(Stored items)
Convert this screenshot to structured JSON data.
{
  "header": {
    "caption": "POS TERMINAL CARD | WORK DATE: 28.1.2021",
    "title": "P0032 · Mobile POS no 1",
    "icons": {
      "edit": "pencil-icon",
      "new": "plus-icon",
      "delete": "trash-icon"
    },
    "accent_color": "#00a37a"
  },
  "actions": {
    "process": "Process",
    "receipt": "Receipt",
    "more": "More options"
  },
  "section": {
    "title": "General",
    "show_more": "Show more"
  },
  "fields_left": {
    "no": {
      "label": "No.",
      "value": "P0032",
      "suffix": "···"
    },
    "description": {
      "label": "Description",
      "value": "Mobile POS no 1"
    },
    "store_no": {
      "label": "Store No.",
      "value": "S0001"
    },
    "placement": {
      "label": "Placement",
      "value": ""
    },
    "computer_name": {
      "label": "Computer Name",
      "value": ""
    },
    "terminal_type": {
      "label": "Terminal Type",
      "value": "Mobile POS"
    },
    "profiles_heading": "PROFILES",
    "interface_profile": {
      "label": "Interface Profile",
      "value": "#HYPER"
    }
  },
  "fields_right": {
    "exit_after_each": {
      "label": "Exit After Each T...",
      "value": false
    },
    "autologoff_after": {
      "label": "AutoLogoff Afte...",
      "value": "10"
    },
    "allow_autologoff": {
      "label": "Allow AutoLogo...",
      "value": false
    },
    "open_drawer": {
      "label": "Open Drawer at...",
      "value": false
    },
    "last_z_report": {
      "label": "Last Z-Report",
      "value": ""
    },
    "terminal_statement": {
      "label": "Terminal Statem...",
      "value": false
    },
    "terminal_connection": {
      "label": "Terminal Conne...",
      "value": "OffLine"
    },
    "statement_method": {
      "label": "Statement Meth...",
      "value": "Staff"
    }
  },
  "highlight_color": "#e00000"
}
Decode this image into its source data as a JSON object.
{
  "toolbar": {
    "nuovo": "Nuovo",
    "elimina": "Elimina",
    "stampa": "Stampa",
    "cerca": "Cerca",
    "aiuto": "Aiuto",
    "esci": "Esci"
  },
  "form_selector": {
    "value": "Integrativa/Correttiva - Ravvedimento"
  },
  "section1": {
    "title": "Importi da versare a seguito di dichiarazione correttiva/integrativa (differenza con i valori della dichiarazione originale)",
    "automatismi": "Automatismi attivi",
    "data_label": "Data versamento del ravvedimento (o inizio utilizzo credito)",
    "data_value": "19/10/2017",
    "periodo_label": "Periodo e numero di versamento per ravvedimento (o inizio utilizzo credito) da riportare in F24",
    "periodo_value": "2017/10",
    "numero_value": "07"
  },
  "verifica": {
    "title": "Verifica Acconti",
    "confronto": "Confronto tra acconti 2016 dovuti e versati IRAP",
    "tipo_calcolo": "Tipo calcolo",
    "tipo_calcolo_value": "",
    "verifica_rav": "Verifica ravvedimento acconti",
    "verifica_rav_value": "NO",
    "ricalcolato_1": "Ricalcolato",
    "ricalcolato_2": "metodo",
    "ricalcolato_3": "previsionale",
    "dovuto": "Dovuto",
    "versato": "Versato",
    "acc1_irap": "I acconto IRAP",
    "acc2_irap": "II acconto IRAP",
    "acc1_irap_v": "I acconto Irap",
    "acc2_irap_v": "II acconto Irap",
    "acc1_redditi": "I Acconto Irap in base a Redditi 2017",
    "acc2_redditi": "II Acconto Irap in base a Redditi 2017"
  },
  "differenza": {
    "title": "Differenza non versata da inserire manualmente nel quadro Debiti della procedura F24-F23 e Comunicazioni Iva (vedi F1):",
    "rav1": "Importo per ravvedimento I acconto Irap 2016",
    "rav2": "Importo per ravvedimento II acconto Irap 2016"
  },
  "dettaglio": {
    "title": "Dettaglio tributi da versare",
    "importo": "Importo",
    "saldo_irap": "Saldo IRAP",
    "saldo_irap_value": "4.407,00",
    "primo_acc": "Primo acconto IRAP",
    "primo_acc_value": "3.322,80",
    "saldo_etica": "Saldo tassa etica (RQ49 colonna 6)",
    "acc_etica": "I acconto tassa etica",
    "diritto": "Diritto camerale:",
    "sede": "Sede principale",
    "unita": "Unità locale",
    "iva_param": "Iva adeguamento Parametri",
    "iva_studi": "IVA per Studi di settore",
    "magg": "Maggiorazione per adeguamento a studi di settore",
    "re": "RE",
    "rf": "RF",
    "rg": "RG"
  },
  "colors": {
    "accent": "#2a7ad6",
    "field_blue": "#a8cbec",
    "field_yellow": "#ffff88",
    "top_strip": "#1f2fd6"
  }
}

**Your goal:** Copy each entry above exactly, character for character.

**Solved problem:**
Convert this screenshot to structured JSON data.
{
  "header": {
    "caption": "POS TERMINAL CARD | WORK DATE: 28.1.2021",
    "title": "P0032 · Mobile POS no 1",
    "icons": {
      "edit": "pencil-icon",
      "new": "plus-icon",
      "delete": "trash-icon"
    },
    "accent_color": "#00a37a"
  },
  "actions": {
    "process": "Process",
    "receipt": "Receipt",
    "more": "More options"
  },
  "section": {
    "title": "General",
    "show_more": "Show more"
  },
  "fields_left": {
    "no": {
      "label": "No.",
      "value": "P0032",
      "suffix": "···"
    },
    "description": {
      "label": "Description",
      "value": "Mobile POS no 1"
    },
    "store_no": {
      "label": "Store No.",
      "value": "S0001"
    },
    "placement": {
      "label": "Placement",
      "value": ""
    },
    "computer_name": {
      "label": "Computer Name",
      "value": ""
    },
    "terminal_type": {
      "label": "Terminal Type",
      "value": "Mobile POS"
    },
    "profiles_heading": "PROFILES",
    "interface_profile": {
      "label": "Interface Profile",
      "value": "#HYPER"
    }
  },
  "fields_right": {
    "exit_after_each": {
      "label": "Exit After Each T...",
      "value": false
    },
    "autologoff_after": {
      "label": "AutoLogoff Afte...",
      "value": "10"
    },
    "allow_autologoff": {
      "label": "Allow AutoLogo...",
      "value": false
    },
    "open_drawer": {
      "label": "Open Drawer at...",
      "value": false
    },
    "last_z_report": {
      "label": "Last Z-Report",
      "value": ""
    },
    "terminal_statement": {
      "label": "Terminal Statem...",
      "value": false
    },
    "terminal_connection": {
      "label": "Terminal Conne...",
      "value": "OffLine"
    },
    "statement_method": {
      "label": "Statement Meth...",
      "value": "Staff"
    }
  },
  "highlight_color": "#e00000"
}
Decode this image into its source data as a JSON object.
{
  "toolbar": {
    "nuovo": "Nuovo",
    "elimina": "Elimina",
    "stampa": "Stampa",
    "cerca": "Cerca",
    "aiuto": "Aiuto",
    "esci": "Esci"
  },
  "form_selector": {
    "value": "Integrativa/Correttiva - Ravvedimento"
  },
  "section1": {
    "title": "Importi da versare a seguito di dichiarazione correttiva/integrativa (differenza con i valori della dichiarazione originale)",
    "automatismi": "Automatismi attivi",
    "data_label": "Data versamento del ravvedimento (o inizio utilizzo credito)",
    "data_value": "19/10/2017",
    "periodo_label": "Periodo e numero di versamento per ravvedimento (o inizio utilizzo credito) da riportare in F24",
    "periodo_value": "2017/10",
    "numero_value": "07"
  },
  "verifica": {
    "title": "Verifica Acconti",
    "confronto": "Confronto tra acconti 2016 dovuti e versati IRAP",
    "tipo_calcolo": "Tipo calcolo",
    "tipo_calcolo_value": "",
    "verifica_rav": "Verifica ravvedimento acconti",
    "verifica_rav_value": "NO",
    "ricalcolato_1": "Ricalcolato",
    "ricalcolato_2": "metodo",
    "ricalcolato_3": "previsionale",
    "dovuto": "Dovuto",
    "versato": "Versato",
    "acc1_irap": "I acconto IRAP",
    "acc2_irap": "II acconto IRAP",
    "acc1_irap_v": "I acconto Irap",
    "acc2_irap_v": "II acconto Irap",
    "acc1_redditi": "I Acconto Irap in base a Redditi 2017",
    "acc2_redditi": "II Acconto Irap in base a Redditi 2017"
  },
  "differenza": {
    "title": "Differenza non versata da inserire manualmente nel quadro Debiti della procedura F24-F23 e Comunicazioni Iva (vedi F1):",
    "rav1": "Importo per ravvedimento I acconto Irap 2016",
    "rav2": "Importo per ravvedimento II acconto Irap 2016"
  },
  "dettaglio": {
    "title": "Dettaglio tributi da versare",
    "importo": "Importo",
    "saldo_irap": "Saldo IRAP",
    "saldo_irap_value": "4.407,00",
    "primo_acc": "Primo acconto IRAP",
    "primo_acc_value": "3.322,80",
    "saldo_etica": "Saldo tassa etica (RQ49 colonna 6)",
    "acc_etica": "I acconto tassa etica",
    "diritto": "Diritto camerale:",
    "sede": "Sede principale",
    "unita": "Unità locale",
    "iva_param": "Iva adeguamento Parametri",
    "iva_studi": "IVA per Studi di settore",
    "magg": "Maggiorazione per adeguamento a studi di settore",
    "re": "RE",
    "rf": "RF",
    "rg": "RG"
  },
  "colors": {
    "accent": "#2a7ad6",
    "field_blue": "#a8cbec",
    "field_yellow": "#ffff88",
    "top_strip": "#1f2fd6"
  }
}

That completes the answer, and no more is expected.